*TASK TO CARRY OUT*:
Please say how many lines of the listing hold "computer", with no other words in the answer.
-- Opening Marker --
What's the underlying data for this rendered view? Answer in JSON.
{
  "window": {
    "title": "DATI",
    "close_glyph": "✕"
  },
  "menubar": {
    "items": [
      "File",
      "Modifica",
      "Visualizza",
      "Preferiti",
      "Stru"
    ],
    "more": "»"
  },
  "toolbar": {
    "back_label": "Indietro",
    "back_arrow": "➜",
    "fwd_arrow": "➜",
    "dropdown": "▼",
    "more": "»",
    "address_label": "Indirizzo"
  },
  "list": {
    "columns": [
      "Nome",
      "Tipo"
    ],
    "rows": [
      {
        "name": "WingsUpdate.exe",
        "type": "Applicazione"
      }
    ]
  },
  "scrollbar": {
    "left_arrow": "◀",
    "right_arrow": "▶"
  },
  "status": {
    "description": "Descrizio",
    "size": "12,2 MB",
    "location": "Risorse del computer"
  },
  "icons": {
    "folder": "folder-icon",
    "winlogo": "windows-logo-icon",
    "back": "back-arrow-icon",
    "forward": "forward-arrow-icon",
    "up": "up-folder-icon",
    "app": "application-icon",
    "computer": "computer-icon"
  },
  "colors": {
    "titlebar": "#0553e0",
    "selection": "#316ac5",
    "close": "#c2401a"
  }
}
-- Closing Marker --
*RESULT OF THIS EXERCISE*:
2